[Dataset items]
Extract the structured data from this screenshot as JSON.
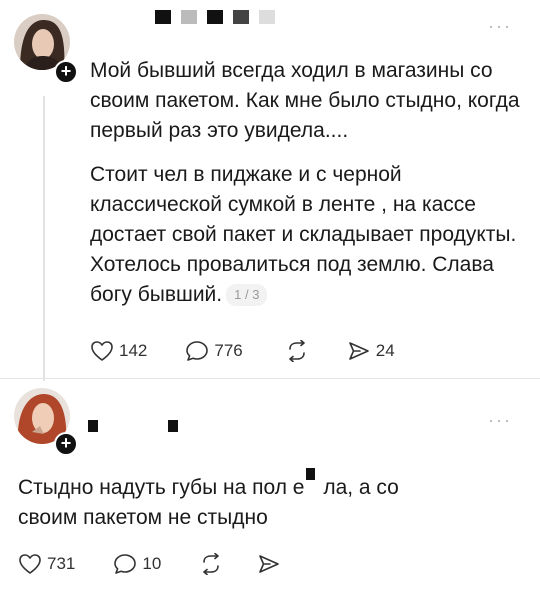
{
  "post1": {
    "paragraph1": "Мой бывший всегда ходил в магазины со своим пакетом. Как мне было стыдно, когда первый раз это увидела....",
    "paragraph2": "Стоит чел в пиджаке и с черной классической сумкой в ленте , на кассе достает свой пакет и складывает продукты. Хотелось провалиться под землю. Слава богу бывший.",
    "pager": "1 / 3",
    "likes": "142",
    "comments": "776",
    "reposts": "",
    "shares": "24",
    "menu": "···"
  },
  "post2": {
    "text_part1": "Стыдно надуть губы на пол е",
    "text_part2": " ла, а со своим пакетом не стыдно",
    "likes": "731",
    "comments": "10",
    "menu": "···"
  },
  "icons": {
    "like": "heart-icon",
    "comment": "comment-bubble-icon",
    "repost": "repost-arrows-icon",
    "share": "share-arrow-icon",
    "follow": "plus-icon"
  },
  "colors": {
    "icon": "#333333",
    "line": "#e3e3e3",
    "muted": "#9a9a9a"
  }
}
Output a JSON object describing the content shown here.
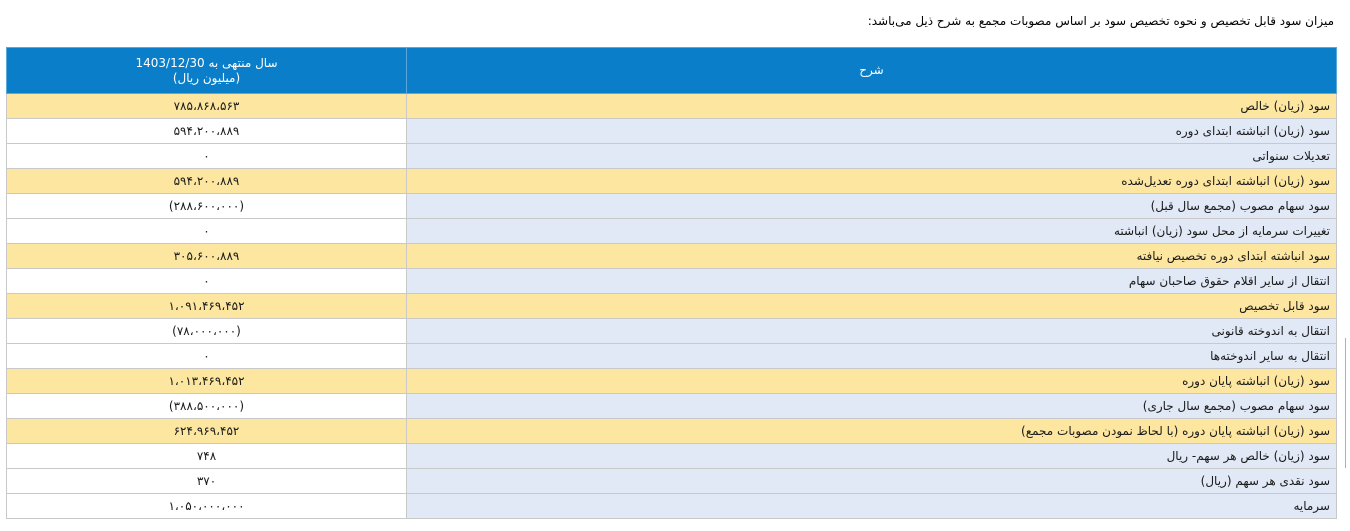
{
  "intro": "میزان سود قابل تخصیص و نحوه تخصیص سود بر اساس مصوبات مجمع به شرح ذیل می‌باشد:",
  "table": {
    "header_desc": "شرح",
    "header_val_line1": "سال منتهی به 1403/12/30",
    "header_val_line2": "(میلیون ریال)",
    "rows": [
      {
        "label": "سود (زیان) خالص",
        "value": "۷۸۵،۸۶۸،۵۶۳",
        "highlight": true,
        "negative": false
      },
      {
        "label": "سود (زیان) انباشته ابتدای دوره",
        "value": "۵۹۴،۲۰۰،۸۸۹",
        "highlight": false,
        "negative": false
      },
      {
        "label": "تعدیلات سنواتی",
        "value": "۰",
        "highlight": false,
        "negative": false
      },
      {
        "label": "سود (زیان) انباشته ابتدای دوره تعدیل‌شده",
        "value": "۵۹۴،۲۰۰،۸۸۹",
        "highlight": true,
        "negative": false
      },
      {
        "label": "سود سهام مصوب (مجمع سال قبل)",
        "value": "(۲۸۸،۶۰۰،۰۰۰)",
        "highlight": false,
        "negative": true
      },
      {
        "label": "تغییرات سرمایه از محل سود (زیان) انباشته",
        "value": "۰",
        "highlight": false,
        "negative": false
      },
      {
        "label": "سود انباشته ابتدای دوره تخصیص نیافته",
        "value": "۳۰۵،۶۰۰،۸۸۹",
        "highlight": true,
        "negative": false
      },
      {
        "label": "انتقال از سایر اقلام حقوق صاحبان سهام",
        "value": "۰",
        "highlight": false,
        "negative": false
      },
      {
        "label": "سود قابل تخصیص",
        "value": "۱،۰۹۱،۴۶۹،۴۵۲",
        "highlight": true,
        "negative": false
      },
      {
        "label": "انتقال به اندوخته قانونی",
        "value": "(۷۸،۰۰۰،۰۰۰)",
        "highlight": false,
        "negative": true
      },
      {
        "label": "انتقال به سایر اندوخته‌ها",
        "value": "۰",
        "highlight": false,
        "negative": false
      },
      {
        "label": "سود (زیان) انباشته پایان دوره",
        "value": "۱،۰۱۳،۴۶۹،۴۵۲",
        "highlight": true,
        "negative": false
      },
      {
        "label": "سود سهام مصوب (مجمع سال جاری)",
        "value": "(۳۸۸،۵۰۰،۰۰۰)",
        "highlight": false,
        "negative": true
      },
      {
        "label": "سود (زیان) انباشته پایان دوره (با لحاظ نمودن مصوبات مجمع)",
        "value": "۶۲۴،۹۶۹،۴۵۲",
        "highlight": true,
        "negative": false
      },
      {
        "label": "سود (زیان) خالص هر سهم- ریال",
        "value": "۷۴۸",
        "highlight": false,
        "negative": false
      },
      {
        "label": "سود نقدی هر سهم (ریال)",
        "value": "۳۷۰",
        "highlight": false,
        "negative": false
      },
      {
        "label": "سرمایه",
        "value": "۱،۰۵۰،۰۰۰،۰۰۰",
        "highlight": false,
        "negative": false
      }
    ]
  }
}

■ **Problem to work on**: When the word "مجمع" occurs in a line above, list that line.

■ **Answer section**:
  "intro": "میزان سود قابل تخصیص و نحوه تخصیص سود بر اساس مصوبات مجمع به شرح ذیل می‌باشد:",
        "label": "سود سهام مصوب (مجمع سال قبل)",
        "label": "سود سهام مصوب (مجمع سال جاری)",
        "label": "سود (زیان) انباشته پایان دوره (با لحاظ نمودن مصوبات مجمع)",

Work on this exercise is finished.